▶ **BRIEF**:
Print every one of the records verbatim, omitting nothing.

▶ **RAW DATA**:
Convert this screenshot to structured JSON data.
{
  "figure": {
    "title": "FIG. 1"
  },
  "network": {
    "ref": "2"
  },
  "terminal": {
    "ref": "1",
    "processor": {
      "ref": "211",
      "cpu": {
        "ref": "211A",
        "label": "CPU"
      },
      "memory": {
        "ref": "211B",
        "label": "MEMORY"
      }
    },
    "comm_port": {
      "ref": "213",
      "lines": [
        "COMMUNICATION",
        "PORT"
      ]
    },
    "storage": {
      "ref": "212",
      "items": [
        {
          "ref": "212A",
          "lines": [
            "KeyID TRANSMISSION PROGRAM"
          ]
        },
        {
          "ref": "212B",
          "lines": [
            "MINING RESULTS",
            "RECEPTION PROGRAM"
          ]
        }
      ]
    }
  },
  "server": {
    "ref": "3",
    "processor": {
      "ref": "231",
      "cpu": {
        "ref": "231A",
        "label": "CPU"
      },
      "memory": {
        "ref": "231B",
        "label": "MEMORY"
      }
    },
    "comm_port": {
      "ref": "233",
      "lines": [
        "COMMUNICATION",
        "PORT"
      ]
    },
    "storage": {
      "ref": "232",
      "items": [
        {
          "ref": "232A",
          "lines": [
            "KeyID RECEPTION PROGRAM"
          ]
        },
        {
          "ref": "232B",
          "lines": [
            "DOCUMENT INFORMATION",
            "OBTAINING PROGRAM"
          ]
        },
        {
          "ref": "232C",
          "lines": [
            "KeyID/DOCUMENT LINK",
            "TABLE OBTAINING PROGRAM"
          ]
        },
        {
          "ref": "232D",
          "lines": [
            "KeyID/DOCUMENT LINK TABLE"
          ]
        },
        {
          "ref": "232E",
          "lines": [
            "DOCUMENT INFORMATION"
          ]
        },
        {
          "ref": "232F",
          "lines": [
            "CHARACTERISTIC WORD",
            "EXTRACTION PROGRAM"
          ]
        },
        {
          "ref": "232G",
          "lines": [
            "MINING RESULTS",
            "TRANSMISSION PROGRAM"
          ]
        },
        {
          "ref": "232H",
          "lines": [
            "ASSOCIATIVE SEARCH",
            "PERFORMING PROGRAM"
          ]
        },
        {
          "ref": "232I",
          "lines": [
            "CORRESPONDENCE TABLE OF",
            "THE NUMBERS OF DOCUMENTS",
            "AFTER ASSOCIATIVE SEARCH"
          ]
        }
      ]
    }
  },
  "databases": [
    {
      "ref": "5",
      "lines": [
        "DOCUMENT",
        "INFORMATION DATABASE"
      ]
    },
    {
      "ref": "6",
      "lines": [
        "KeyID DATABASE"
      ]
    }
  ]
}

▶ **TASK SOLUTION**:
Convert this screenshot to structured JSON data.
{
  "figure": {
    "title": "FIG. 1"
  },
  "network": {
    "ref": "2"
  },
  "terminal": {
    "ref": "1",
    "processor": {
      "ref": "211",
      "cpu": {
        "ref": "211A",
        "label": "CPU"
      },
      "memory": {
        "ref": "211B",
        "label": "MEMORY"
      }
    },
    "comm_port": {
      "ref": "213",
      "lines": [
        "COMMUNICATION",
        "PORT"
      ]
    },
    "storage": {
      "ref": "212",
      "items": [
        {
          "ref": "212A",
          "lines": [
            "KeyID TRANSMISSION PROGRAM"
          ]
        },
        {
          "ref": "212B",
          "lines": [
            "MINING RESULTS",
            "RECEPTION PROGRAM"
          ]
        }
      ]
    }
  },
  "server": {
    "ref": "3",
    "processor": {
      "ref": "231",
      "cpu": {
        "ref": "231A",
        "label": "CPU"
      },
      "memory": {
        "ref": "231B",
        "label": "MEMORY"
      }
    },
    "comm_port": {
      "ref": "233",
      "lines": [
        "COMMUNICATION",
        "PORT"
      ]
    },
    "storage": {
      "ref": "232",
      "items": [
        {
          "ref": "232A",
          "lines": [
            "KeyID RECEPTION PROGRAM"
          ]
        },
        {
          "ref": "232B",
          "lines": [
            "DOCUMENT INFORMATION",
            "OBTAINING PROGRAM"
          ]
        },
        {
          "ref": "232C",
          "lines": [
            "KeyID/DOCUMENT LINK",
            "TABLE OBTAINING PROGRAM"
          ]
        },
        {
          "ref": "232D",
          "lines": [
            "KeyID/DOCUMENT LINK TABLE"
          ]
        },
        {
          "ref": "232E",
          "lines": [
            "DOCUMENT INFORMATION"
          ]
        },
        {
          "ref": "232F",
          "lines": [
            "CHARACTERISTIC WORD",
            "EXTRACTION PROGRAM"
          ]
        },
        {
          "ref": "232G",
          "lines": [
            "MINING RESULTS",
            "TRANSMISSION PROGRAM"
          ]
        },
        {
          "ref": "232H",
          "lines": [
            "ASSOCIATIVE SEARCH",
            "PERFORMING PROGRAM"
          ]
        },
        {
          "ref": "232I",
          "lines": [
            "CORRESPONDENCE TABLE OF",
            "THE NUMBERS OF DOCUMENTS",
            "AFTER ASSOCIATIVE SEARCH"
          ]
        }
      ]
    }
  },
  "databases": [
    {
      "ref": "5",
      "lines": [
        "DOCUMENT",
        "INFORMATION DATABASE"
      ]
    },
    {
      "ref": "6",
      "lines": [
        "KeyID DATABASE"
      ]
    }
  ]
}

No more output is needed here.